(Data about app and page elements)
====

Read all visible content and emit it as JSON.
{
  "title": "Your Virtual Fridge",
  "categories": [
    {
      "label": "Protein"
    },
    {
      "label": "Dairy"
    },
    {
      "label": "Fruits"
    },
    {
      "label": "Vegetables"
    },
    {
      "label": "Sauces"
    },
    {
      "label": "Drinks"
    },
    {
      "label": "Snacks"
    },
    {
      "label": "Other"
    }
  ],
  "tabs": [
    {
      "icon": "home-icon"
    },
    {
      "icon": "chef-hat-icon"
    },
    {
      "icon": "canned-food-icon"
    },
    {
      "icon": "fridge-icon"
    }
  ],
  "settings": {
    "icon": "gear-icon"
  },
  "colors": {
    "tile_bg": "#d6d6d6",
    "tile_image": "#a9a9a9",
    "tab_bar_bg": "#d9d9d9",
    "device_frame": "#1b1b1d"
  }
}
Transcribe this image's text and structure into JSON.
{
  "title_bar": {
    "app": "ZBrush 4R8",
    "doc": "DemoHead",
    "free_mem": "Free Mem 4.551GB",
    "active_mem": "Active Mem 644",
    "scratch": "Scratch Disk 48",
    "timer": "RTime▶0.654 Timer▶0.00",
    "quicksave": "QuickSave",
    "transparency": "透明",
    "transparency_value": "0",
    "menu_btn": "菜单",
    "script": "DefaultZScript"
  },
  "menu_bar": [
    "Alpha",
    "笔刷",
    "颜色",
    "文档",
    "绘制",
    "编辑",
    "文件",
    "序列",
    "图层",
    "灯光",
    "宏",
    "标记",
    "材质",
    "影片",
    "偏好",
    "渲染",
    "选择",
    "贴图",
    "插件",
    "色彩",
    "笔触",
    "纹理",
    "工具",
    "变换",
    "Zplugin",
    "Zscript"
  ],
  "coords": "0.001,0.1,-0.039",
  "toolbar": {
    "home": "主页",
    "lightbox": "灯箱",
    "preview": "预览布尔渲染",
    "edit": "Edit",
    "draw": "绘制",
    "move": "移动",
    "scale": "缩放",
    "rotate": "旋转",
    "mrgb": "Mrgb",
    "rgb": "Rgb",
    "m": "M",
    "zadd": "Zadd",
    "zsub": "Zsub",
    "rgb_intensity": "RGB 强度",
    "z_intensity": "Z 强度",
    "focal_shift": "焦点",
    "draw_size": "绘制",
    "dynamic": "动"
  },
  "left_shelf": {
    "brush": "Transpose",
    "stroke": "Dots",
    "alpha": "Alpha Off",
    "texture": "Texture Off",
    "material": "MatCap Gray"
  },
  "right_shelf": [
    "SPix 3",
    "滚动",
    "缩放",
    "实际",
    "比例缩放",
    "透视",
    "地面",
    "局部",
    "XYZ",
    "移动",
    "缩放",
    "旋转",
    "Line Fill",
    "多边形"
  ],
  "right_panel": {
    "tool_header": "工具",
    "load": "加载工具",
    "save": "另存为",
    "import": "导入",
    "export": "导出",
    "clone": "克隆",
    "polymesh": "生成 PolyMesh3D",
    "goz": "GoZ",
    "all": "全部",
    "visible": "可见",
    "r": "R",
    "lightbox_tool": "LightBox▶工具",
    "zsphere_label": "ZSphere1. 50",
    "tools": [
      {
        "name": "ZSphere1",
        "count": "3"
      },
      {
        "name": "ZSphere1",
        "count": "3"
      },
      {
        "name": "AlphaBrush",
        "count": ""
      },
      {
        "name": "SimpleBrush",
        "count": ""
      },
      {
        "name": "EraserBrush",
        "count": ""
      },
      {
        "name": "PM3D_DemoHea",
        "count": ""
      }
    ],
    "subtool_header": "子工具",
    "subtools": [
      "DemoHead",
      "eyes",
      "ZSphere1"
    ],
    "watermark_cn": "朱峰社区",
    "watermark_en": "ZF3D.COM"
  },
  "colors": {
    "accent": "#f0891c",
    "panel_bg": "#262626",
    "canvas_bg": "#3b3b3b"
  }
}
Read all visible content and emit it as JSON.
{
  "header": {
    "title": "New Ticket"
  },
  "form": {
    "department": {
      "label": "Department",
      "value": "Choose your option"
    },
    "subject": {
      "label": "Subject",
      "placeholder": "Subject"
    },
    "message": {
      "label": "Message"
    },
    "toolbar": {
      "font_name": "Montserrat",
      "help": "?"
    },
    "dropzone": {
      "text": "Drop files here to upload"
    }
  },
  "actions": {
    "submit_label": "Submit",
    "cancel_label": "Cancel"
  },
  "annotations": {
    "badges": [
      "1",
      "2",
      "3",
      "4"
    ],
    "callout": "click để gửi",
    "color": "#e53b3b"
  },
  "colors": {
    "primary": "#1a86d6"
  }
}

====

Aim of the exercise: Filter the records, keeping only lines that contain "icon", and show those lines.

Response:
      "icon": "home-icon"
      "icon": "chef-hat-icon"
      "icon": "canned-food-icon"
      "icon": "fridge-icon"
    "icon": "gear-icon"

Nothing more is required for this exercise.